Check each line of the listing for the word "Ground" and give only the number of lines that have it.

### Supplied entries
>>
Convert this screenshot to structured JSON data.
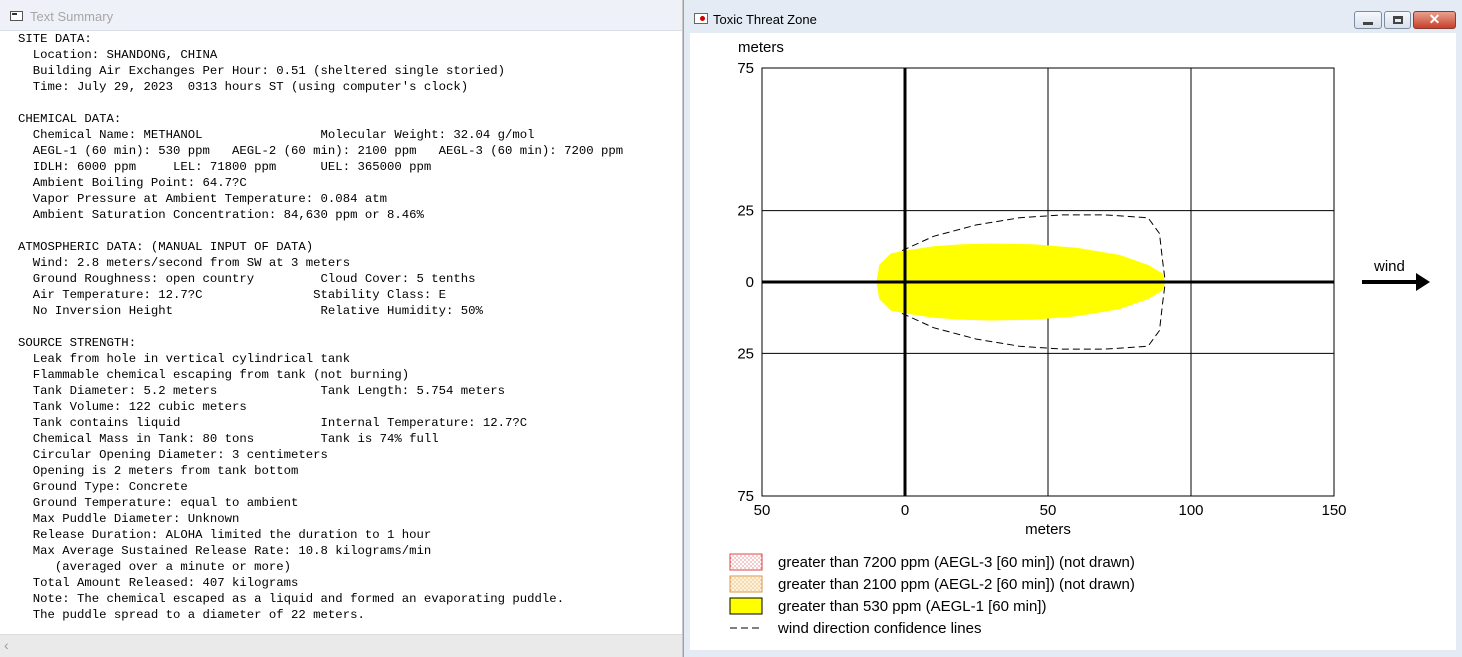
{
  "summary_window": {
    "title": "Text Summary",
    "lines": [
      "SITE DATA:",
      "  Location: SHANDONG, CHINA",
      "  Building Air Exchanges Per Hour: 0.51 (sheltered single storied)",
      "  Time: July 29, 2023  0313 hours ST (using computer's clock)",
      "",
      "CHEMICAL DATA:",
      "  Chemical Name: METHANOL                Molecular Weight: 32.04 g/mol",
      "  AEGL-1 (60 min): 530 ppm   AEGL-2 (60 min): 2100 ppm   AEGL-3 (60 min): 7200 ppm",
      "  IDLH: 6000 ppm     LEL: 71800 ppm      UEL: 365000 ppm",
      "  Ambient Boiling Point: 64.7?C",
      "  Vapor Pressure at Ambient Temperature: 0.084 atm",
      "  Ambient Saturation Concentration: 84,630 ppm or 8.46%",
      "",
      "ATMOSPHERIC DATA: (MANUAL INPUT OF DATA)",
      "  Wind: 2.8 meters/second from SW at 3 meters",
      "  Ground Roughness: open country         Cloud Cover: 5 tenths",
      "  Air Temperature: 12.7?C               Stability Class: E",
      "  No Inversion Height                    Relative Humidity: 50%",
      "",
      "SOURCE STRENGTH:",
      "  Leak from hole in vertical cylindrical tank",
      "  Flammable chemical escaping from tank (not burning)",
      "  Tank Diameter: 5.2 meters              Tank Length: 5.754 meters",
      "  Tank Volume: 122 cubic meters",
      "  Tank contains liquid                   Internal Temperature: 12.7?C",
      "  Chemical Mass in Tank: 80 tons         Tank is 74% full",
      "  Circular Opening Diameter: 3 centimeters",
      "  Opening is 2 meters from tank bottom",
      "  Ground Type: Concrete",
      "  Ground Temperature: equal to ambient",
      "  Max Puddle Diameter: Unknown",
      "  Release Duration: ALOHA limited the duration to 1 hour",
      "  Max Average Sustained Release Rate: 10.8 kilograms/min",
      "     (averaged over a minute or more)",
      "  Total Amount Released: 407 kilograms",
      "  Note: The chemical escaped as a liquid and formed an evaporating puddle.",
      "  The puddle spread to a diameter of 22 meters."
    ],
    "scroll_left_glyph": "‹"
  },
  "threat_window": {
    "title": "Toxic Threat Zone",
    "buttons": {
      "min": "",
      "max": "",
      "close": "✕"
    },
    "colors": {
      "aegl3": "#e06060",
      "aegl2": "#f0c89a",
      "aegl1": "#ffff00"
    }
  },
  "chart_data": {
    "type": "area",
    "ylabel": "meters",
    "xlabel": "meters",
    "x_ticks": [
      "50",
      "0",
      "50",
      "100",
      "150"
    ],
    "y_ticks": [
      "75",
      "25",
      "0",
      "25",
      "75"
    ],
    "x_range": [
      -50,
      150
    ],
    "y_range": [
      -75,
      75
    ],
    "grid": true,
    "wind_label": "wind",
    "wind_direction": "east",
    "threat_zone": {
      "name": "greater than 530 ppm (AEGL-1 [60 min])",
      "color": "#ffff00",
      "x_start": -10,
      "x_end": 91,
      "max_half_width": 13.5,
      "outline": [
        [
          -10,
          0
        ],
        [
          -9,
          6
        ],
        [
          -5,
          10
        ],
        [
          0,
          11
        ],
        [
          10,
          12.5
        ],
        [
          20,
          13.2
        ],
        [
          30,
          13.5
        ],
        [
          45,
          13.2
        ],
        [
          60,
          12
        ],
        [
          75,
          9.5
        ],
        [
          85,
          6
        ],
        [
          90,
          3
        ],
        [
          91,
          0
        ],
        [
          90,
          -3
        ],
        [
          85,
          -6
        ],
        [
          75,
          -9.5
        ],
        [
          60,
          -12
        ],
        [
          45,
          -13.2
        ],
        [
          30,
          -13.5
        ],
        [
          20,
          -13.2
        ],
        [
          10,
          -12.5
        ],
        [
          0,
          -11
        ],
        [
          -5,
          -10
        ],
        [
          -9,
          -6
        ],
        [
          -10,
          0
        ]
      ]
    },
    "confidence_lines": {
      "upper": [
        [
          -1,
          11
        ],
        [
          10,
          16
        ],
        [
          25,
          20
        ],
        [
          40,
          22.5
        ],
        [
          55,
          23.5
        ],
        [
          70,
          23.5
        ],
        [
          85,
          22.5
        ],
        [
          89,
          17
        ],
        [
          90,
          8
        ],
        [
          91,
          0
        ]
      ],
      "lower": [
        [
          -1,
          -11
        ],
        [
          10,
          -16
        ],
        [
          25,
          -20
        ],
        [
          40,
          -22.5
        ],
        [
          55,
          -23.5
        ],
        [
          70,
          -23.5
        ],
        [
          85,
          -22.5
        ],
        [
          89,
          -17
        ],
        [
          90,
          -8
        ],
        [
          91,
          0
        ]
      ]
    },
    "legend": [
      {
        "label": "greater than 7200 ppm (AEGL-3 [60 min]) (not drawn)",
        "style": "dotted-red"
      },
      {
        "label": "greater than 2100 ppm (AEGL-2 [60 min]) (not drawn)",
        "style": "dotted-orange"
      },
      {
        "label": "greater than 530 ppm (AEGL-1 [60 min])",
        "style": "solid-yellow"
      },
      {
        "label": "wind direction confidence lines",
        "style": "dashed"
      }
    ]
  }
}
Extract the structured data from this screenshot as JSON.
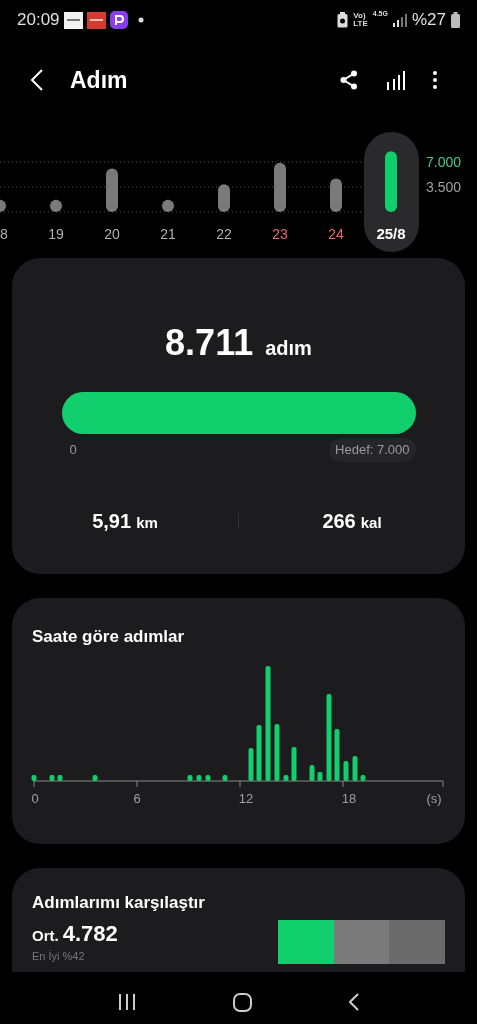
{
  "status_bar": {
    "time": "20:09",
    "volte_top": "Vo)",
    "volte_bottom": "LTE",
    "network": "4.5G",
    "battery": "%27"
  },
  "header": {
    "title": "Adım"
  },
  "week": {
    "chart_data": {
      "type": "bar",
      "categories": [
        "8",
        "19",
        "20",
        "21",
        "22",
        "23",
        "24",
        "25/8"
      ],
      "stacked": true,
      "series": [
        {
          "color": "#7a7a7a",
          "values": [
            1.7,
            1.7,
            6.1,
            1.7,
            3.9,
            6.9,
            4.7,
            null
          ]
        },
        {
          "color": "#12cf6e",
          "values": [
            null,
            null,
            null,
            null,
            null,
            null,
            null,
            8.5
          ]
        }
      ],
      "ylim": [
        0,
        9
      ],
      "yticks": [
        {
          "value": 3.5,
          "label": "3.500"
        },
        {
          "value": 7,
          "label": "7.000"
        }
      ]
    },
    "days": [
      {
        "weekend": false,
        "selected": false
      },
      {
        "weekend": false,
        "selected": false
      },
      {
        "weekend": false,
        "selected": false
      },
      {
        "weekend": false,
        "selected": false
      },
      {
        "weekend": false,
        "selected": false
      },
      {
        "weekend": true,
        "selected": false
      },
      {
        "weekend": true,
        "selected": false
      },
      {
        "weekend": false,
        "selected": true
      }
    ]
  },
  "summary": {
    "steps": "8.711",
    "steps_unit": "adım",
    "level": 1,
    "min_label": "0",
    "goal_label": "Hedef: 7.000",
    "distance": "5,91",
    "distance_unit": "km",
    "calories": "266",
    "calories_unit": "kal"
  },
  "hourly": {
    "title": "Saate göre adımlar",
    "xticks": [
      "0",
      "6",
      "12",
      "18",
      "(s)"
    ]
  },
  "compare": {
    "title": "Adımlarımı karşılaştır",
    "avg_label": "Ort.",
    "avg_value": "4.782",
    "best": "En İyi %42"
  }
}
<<
### Response to the exercise
3